“My dear brothers and sisters, take note of this: Everyone should be quick to listen, slow to speak and slow to become angry, because human anger does not produce the righteousness that God desires. Therefore, get rid of all moral filth and the evil that is so prevalent and humbly accept the word planted in you, which can save you.”
(James 1:19-21 NIV)
James begins today’s text by referring to verse 18 as a fact that his readers know and understand: we were saved and regenerated, reborn if you will, by God, through His word of truth.
Notice the tone James uses to address his audience. He calls them “dear brothers and sisters”. James uses this same caring concern, this term of endearment, throughout his letter:
- Chapter 1, verses 2, 16, 19
- Chapter 2, verses 1, 5, 14
- Chapter 3, verses 1, 10
- Chapter 4, verse 11
- Chapter 5, verses 12, 19
While the content of James’ message may be forthright, bold, and to the point, his delivery, the package he uses to deliver his message, is one of care and love for his readers. James exemplified Paul’s command to the Ephesian church to “speak the truth in love” (Ephesians 4:15).
So let’s stop briefly here: how do we address those around us? All truth and no love? All love and no truth? Or do we seek the balance that James demonstrates, and Paul commends – to speak the truth in love?
So what are the truths that James brings forth?
- Quick to hear
- Slow to speak
- Slow to anger
Hmmm… OK, James, stick a fork in me, I’m done. Maybe there’s a reason the good Lord created us with two ears, and only one mouth?
Looking at these three phrases again, notice the escalation if we follow James’ command: quick, slow, slow. But what typically is the pattern? slow, quick quick, and the situation immediately boils out of control.

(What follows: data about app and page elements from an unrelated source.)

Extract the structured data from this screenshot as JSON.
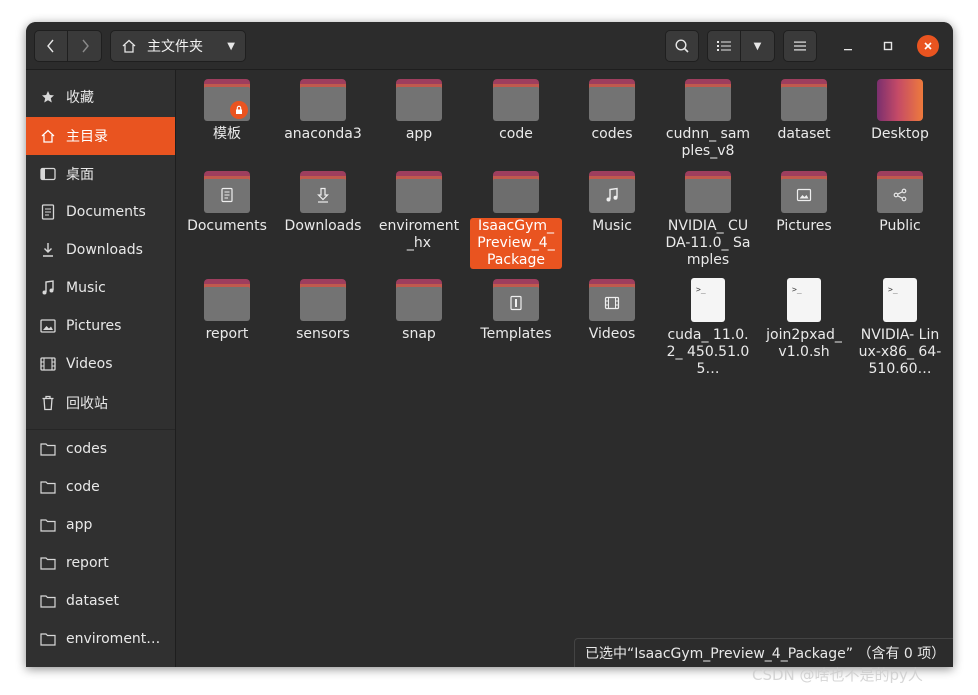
{
  "header": {
    "path_label": "主文件夹"
  },
  "sidebar": {
    "items": [
      {
        "label": "收藏",
        "icon": "star-icon"
      },
      {
        "label": "主目录",
        "icon": "home-icon",
        "active": true
      },
      {
        "label": "桌面",
        "icon": "desktop-icon"
      },
      {
        "label": "Documents",
        "icon": "document-icon"
      },
      {
        "label": "Downloads",
        "icon": "download-icon"
      },
      {
        "label": "Music",
        "icon": "music-icon"
      },
      {
        "label": "Pictures",
        "icon": "picture-icon"
      },
      {
        "label": "Videos",
        "icon": "video-icon"
      },
      {
        "label": "回收站",
        "icon": "trash-icon"
      }
    ],
    "bookmarks": [
      {
        "label": "codes",
        "icon": "folder-icon"
      },
      {
        "label": "code",
        "icon": "folder-icon"
      },
      {
        "label": "app",
        "icon": "folder-icon"
      },
      {
        "label": "report",
        "icon": "folder-icon"
      },
      {
        "label": "dataset",
        "icon": "folder-icon"
      },
      {
        "label": "enviroment…",
        "icon": "folder-icon"
      }
    ]
  },
  "files": [
    {
      "name": "模板",
      "kind": "folder-locked"
    },
    {
      "name": "anaconda3",
      "kind": "folder"
    },
    {
      "name": "app",
      "kind": "folder"
    },
    {
      "name": "code",
      "kind": "folder"
    },
    {
      "name": "codes",
      "kind": "folder"
    },
    {
      "name": "cudnn_ samples_v8",
      "kind": "folder"
    },
    {
      "name": "dataset",
      "kind": "folder"
    },
    {
      "name": "Desktop",
      "kind": "desktop"
    },
    {
      "name": "Documents",
      "kind": "folder-documents"
    },
    {
      "name": "Downloads",
      "kind": "folder-downloads"
    },
    {
      "name": "enviroment _hx",
      "kind": "folder"
    },
    {
      "name": "IsaacGym_ Preview_4_ Package",
      "kind": "folder",
      "selected": true
    },
    {
      "name": "Music",
      "kind": "folder-music"
    },
    {
      "name": "NVIDIA_ CUDA-11.0_ Samples",
      "kind": "folder"
    },
    {
      "name": "Pictures",
      "kind": "folder-pictures"
    },
    {
      "name": "Public",
      "kind": "folder-public"
    },
    {
      "name": "report",
      "kind": "folder"
    },
    {
      "name": "sensors",
      "kind": "folder"
    },
    {
      "name": "snap",
      "kind": "folder"
    },
    {
      "name": "Templates",
      "kind": "folder-templates"
    },
    {
      "name": "Videos",
      "kind": "folder-videos"
    },
    {
      "name": "cuda_ 11.0.2_ 450.51.05…",
      "kind": "script"
    },
    {
      "name": "join2pxad_ v1.0.sh",
      "kind": "script"
    },
    {
      "name": "NVIDIA- Linux-x86_ 64-510.60…",
      "kind": "script"
    }
  ],
  "status": {
    "text": "已选中“IsaacGym_Preview_4_Package” （含有 0 项）"
  },
  "watermark": "CSDN @啥也不是的py人",
  "colors": {
    "accent": "#e95420",
    "window_bg": "#2c2c2c",
    "sidebar_bg": "#303030",
    "folder_body": "#737373",
    "folder_tab": "#9e3e5e"
  }
}
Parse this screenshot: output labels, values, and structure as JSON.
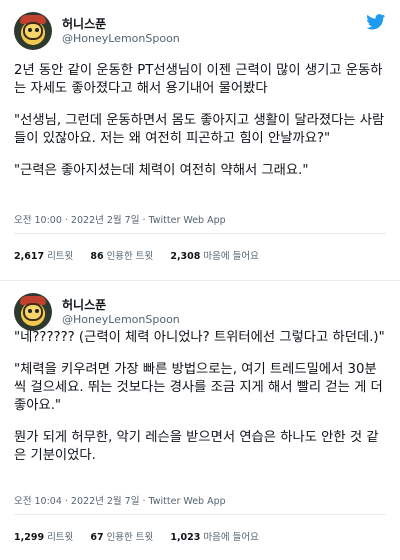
{
  "tweet1": {
    "name": "허니스푼",
    "handle": "@HoneyLemonSpoon",
    "paragraphs": [
      "2년 동안 같이 운동한 PT선생님이 이젠 근력이 많이 생기고 운동하는 자세도 좋아졌다고 해서 용기내어 물어봤다",
      "\"선생님, 그런데 운동하면서 몸도 좋아지고 생활이 달라졌다는 사람들이 있잖아요. 저는 왜 여전히 피곤하고 힘이 안날까요?\"",
      "\"근력은 좋아지셨는데 체력이 여전히 약해서 그래요.\""
    ],
    "meta": "오전 10:00 · 2022년 2월 7일 · Twitter Web App",
    "stats": {
      "retweets_num": "2,617",
      "retweets_label": "리트윗",
      "quotes_num": "86",
      "quotes_label": "인용한 트윗",
      "likes_num": "2,308",
      "likes_label": "마음에 들어요"
    }
  },
  "tweet2": {
    "name": "허니스푼",
    "handle": "@HoneyLemonSpoon",
    "paragraphs": [
      "\"네?????? (근력이 체력 아니었나? 트위터에선 그렇다고 하던데.)\"",
      "\"체력을 키우려면 가장 빠른 방법으로는, 여기 트레드밀에서 30분씩 걸으세요. 뛰는 것보다는 경사를 조금 지게 해서 빨리 걷는 게 더 좋아요.\"",
      "뭔가 되게 허무한, 악기 레슨을 받으면서 연습은 하나도 안한 것 같은 기분이었다."
    ],
    "meta": "오전 10:04 · 2022년 2월 7일 · Twitter Web App",
    "stats": {
      "retweets_num": "1,299",
      "retweets_label": "리트윗",
      "quotes_num": "67",
      "quotes_label": "인용한 트윗",
      "likes_num": "1,023",
      "likes_label": "마음에 들어요"
    }
  },
  "colors": {
    "twitter_blue": "#1d9bf0",
    "secondary_text": "#536471",
    "text": "#0f1419"
  },
  "icons": {
    "logo": "twitter-bird-icon"
  }
}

And why does James give this admonition? “because human anger does not produce the righteousness that God desires.” In fact, just the opposite occurs – self-righteous anger gets in the way of God’s righteousness. It hinders God’s work in us, and in the persons that our human, self-righteous anger is directed toward.
So what do we do? Two things:
- Take off: get rid of, put aside
- Put on: accept, receive
The NIV uses the phrase “get rid of”, but the reference is that of dirty clothes. The clothes have value, but they need cleaned before they can be worn again. They don’t need to be burned, buried, or thrown in the trash, they just need set aside so they can be washed and be re-used.
So why is this important? James is not speaking of rampant and egregious evil like murder, rape, or armed robbery. He is talking about something so much more common, so prevalent: our attitudes. James is saying our attitude needs to go through God’s washing machine. We are to drop the “bad boy” and “bad girl” attitude, the sassyness and backtalk, the constant whining, grumbling, and complaining.
Does that mean we have no voice? Not at all, in fact, quite the opposite. We just need to learn how to express ourselves in a God-honoring way.
So what are we to do instead? Accept, receive the word planted in us.
Accept? Receive? Hmmm… sounds like a gift, doesn’t it? And a gift is not a burden, it’s a blessing.
And what is this blessing? refer back to verse 18: the word of truth, God’s word.
And how are we to receive it? Humbly, with gratitude.
And what is implied about this “word”? If it’s planted, it must be alive. And if it is alive, with care and proper nourishment, it will grow.
Jesus used a similar illustration when He spoke about the farmer sowing seed in his field (Matthew 13:1-9). The emphasis in Jesus’ parable was not on the seed; it was assumed to be good. The emphasis was on the soil, and its readiness to accept the seed and help it grow.
As we examine the “soil” of our lives, what does it look like? Is it ready to receive God’s Word? Or do we need to clear out some “rocks” and other debris like bad attitudes so the soil is ready to grow?
Time for some yard and garden cleanup at my house…